The Mary Morton Parsons Foundation of Richmond has approved a $350,000 challenge grant to Washington and Lee University — to be matched two for one — toward the $13.5 million renovation and restoration of Tucker Hall, part of the National Historic Landmark front campus in Lexington.

The grant and match, totaling more than $1 million, will help the University complete the renewal of the Colonnade, the group of five red-brick, white-columned buildings dating partly to the early 19th century.

Tucker Hall is the last of those primarily academic buildings to be restored and renovated. Former site of the University’s School of Law, it now houses computer and multimedia services and the departments of Romance Languages and German and Russian. After the work is complete, Romance Languages will be joined by Classics and Religion. German and Russian will move to the Center for Global Learning, now under construction and incorporating duPont Hall.

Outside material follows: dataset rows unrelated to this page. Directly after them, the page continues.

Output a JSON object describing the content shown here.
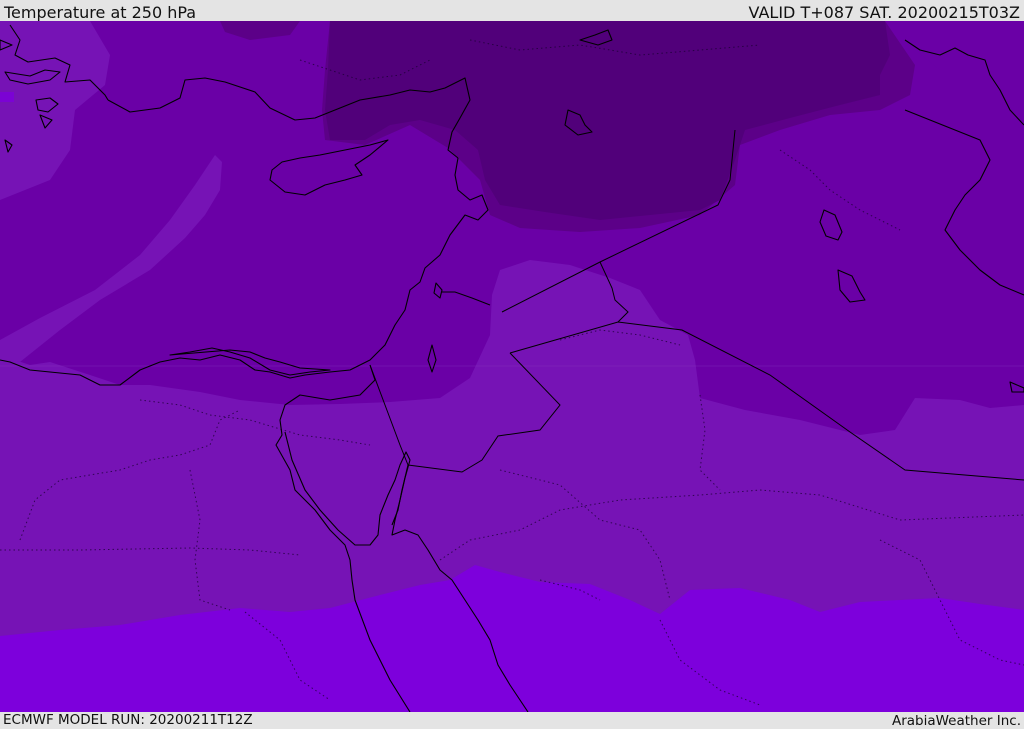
{
  "header": {
    "title": "Temperature at 250 hPa",
    "valid": "VALID T+087 SAT. 20200215T03Z"
  },
  "footer": {
    "model_run": "ECMWF MODEL RUN: 20200211T12Z",
    "credit": "ArabiaWeather Inc."
  },
  "colors": {
    "frame_background": "#e4e4e4",
    "text": "#111111",
    "temp_band_light": "#7d00dc",
    "temp_band_mid": "#7613b5",
    "temp_band_mid_dark": "#6a00a6",
    "temp_band_dark": "#5c0088",
    "temp_band_darkest": "#51007a",
    "coastline": "#000000"
  }
}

“Like the other buildings that compose the Colonnade, Tucker Hall has long needed a substantial but sensitive overhaul,” said George Graves, W&L’s associate director of corporate and foundation relations, “to make repairs and physical improvements, increase safety and accessibility, increase energy conservation, correct unwise or outmoded alterations and enable students and faculty to use technology fully for effective teaching and learning.” The building will contain smart classrooms and seminar rooms.

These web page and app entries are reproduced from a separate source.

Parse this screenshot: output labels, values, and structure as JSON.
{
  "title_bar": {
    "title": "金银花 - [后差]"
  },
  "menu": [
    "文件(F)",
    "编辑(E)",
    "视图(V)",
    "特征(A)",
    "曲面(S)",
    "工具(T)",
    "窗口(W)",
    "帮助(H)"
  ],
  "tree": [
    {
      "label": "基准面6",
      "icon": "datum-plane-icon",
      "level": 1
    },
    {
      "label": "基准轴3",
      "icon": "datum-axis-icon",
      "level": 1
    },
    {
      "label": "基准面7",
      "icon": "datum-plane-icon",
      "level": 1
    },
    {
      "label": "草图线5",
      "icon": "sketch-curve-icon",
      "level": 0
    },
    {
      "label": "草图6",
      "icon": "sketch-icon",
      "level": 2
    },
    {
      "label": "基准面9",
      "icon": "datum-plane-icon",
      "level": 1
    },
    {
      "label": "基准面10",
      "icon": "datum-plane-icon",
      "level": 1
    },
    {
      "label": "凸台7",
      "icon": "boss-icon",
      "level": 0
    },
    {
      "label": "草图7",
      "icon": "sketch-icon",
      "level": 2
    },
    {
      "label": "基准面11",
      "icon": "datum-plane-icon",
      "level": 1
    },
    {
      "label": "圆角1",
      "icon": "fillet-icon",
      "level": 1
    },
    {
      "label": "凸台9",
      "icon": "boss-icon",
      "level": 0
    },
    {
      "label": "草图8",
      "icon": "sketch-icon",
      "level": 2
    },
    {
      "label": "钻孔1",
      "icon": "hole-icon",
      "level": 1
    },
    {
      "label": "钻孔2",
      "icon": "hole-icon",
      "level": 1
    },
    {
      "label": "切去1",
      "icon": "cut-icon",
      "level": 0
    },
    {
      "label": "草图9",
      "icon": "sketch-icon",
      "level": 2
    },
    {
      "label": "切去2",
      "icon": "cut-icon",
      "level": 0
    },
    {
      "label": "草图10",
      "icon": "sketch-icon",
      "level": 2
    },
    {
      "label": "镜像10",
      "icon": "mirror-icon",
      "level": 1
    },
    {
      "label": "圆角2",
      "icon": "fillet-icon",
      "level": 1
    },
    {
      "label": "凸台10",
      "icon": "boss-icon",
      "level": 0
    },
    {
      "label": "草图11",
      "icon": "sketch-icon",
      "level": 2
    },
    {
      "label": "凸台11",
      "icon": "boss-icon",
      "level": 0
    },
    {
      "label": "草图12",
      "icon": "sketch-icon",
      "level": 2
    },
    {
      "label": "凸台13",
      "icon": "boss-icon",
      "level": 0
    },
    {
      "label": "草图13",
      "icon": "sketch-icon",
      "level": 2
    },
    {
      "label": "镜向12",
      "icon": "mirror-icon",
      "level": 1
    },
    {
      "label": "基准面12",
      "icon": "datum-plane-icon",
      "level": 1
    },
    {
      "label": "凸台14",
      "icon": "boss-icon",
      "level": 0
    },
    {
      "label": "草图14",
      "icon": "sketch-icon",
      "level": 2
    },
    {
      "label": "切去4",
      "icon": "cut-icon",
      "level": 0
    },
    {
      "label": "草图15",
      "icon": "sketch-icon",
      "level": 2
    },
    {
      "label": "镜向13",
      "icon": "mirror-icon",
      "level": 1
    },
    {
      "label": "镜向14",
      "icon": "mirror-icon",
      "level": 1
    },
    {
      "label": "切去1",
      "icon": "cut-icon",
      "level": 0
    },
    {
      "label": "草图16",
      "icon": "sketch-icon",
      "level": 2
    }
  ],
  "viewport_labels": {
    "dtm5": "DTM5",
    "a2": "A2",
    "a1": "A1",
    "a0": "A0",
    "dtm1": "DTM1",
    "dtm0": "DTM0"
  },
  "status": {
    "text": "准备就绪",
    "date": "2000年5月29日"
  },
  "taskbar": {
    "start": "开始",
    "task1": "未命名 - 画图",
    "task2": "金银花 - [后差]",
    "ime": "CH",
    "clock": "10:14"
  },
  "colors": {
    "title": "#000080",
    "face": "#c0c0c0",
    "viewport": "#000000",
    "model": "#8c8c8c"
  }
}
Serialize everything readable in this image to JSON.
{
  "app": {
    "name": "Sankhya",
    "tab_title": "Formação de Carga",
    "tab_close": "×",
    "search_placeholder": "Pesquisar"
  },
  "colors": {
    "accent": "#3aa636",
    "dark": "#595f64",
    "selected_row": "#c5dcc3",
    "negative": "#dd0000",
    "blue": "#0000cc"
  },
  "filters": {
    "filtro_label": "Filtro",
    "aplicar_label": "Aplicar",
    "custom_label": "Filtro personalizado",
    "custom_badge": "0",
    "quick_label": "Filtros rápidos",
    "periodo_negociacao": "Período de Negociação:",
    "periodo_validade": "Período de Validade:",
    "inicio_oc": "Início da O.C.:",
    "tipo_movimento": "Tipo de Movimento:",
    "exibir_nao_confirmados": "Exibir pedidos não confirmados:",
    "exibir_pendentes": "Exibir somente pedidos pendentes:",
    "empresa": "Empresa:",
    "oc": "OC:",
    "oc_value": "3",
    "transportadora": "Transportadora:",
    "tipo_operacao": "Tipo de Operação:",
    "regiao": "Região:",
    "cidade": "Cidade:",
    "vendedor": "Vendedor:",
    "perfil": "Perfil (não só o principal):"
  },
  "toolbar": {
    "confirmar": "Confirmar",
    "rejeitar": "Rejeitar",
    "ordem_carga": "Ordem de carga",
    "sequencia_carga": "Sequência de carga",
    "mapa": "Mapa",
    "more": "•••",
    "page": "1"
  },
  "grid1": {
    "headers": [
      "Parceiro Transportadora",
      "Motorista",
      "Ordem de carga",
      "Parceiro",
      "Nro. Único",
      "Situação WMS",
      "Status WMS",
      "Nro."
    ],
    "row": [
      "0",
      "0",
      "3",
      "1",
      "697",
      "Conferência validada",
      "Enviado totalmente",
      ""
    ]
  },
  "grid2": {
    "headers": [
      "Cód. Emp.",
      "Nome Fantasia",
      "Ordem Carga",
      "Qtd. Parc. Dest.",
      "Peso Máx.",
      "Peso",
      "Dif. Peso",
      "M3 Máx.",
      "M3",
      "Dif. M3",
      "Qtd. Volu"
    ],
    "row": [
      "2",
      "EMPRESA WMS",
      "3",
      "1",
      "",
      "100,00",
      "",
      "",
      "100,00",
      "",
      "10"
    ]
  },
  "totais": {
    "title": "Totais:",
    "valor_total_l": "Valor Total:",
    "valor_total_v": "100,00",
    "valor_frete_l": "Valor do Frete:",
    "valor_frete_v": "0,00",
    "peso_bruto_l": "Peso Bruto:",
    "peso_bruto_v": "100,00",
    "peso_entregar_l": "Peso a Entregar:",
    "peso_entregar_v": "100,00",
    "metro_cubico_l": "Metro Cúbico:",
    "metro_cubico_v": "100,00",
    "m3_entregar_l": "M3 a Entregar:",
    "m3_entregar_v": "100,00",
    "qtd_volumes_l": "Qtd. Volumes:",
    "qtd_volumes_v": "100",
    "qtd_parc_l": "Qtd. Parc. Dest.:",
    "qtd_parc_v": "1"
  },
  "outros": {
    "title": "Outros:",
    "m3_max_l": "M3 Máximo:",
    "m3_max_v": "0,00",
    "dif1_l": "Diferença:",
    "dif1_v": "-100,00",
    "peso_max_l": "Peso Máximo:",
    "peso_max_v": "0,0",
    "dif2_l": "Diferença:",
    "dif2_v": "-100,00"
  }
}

Overall, the Colonnade project consists of historic preservation of exteriors — trademark W&L red-painted brick, white columns, metal roofs, vintage windows and doors, well-trod stone steps, distinctive walk with the so-called Lexington bricks featuring circles and stars — and rehabilitation of interiors that maintains authenticity and upgrades all infrastructure, including plumbing, heating and cooling.

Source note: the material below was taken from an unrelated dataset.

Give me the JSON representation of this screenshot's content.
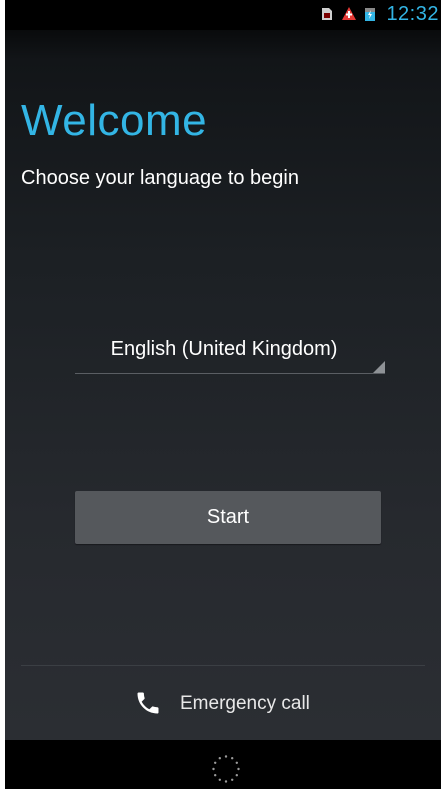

Built in 1935 to replace a building that burned, Tucker Hall is the newest building of the Colonnade, on the north end. In addition to faculty offices and other facilities, the four-story building will have two classrooms, a seminar room and a student study space. Work is scheduled to begin during summer 2016 and be completed within 18 months.

Tucker Hall is named for Henry St. George Tucker, a former acting president and instructor of law at W&L who was president of the American Bar Association and served nearly two decades in Congress. He earned the University’s affection not only for his service and accomplishments but also for his efforts to secure the institution’s future.